Also, if you ever miss a show, go to You can get the audio podcast for free or you can buy the video version.

This week's book of the week is "Iron Curtain" by past GPS guest Ann Applebaum. She won the Pulitzer Prize for her last book on the Soviet Gulag. This book looks at how communism swept across Eastern Europe in the wake of World War II.

We tend to study how countries become democratic. This brilliant book is about the opposite, how Eastern Europe became totalitarian. And now for the last look.

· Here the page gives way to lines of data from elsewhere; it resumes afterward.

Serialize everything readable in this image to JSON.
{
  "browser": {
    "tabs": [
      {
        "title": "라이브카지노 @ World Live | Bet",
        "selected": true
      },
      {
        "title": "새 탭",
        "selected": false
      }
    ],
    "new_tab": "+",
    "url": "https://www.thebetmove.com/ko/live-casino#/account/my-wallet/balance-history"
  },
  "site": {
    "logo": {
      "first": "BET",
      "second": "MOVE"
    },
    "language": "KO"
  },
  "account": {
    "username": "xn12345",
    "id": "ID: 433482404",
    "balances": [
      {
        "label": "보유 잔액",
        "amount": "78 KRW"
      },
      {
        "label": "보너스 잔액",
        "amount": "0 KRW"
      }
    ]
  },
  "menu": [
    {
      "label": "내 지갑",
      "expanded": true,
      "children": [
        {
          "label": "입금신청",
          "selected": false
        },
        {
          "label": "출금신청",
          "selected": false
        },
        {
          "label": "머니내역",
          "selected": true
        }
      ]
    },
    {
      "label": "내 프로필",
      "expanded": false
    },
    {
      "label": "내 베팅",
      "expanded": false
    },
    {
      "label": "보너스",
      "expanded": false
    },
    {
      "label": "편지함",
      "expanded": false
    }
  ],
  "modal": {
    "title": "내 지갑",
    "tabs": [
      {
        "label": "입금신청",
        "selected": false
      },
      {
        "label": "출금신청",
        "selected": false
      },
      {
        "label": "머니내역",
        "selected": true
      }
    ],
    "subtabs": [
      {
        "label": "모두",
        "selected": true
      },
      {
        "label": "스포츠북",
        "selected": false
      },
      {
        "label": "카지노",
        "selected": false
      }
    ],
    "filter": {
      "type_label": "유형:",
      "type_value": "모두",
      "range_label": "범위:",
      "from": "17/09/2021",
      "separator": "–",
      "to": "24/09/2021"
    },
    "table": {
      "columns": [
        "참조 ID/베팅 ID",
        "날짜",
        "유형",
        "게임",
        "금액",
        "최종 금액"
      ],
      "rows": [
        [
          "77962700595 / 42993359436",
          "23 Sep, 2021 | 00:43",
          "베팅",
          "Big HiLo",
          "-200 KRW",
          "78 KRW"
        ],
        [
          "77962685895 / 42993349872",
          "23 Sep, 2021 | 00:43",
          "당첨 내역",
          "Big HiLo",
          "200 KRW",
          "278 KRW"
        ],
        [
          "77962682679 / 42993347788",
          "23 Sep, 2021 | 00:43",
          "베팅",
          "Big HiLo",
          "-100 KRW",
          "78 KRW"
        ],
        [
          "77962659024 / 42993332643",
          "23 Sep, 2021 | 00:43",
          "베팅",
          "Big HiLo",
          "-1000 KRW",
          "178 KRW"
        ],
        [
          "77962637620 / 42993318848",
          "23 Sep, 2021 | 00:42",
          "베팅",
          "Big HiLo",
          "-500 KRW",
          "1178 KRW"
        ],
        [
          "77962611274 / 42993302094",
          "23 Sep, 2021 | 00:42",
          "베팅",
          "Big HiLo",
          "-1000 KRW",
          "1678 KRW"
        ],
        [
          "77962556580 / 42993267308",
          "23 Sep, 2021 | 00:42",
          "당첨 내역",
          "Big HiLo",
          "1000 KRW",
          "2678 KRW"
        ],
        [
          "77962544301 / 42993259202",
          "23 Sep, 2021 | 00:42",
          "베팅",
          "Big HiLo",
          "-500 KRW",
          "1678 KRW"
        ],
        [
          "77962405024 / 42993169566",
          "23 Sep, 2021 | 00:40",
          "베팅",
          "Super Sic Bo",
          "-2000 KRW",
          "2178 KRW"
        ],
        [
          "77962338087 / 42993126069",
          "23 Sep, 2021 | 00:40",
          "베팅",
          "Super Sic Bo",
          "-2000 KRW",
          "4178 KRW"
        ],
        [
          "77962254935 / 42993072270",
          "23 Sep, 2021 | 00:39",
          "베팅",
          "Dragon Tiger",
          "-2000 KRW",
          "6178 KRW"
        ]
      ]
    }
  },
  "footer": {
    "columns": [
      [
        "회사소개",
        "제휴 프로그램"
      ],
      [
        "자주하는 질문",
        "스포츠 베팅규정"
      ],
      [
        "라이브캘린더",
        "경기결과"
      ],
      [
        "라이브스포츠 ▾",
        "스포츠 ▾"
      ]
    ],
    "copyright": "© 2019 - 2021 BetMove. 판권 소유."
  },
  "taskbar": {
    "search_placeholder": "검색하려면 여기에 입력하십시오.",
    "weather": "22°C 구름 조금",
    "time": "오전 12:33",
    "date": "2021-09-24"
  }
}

Ethiopia has one of the highest illiteracy rates in the world. The village of Wonchi is no exception. Nobody there can read or write. That's why I was astonished when I saw what Nicholas Negroponte's one laptop per child organization did there. They dropped 20 Motorola tablets preloaded with mostly literacy apps in the village, with no instructions. Within four minutes, one boy had found the on/off switch, an unknown entity in these parts. He then taught the others. Within a few days, they were each using about 50 apps each per day. They were learning to write letters. And within a month, they were learning to speak them too. Not just the big ones.




ZAKARIA: But the little ones too.





ZAKARIA: All together now ...


UNIDENTIFIED CHILDREN: A, b, c, d, e, f, g, h, I, j, k, l, m, n, o, p ...


ZAKARIA: Amazing. These children had barely ever seen any letters before, let alone the Roman alphabet. Now they had discovered their way to learning the alphabet song.


CHILDREN: W, x, y, and z.



ZAKARIA: It's a sign of great hope for the 100 million children around the world who will never go to school.

The correct answer to our GPS Challenge question was B. There have been 15 Democratic presidents of the United States. Actually 16 separate Democratic presidencies. That's because Grover Cleveland had two terms, but separated by a four-year term for Chester Arthur. Now, you notice that 18, the number of Republican presidents plus 15, the number of Democratic presidents does not add up to 44, the total number of presidencies. That is, of course, because many of our early presidents were party-less, like George Washington or Federalists like John Adams or Whig, like William Henry Harrison.

Thanks to all of you for being part of my program this week. I will see you next week.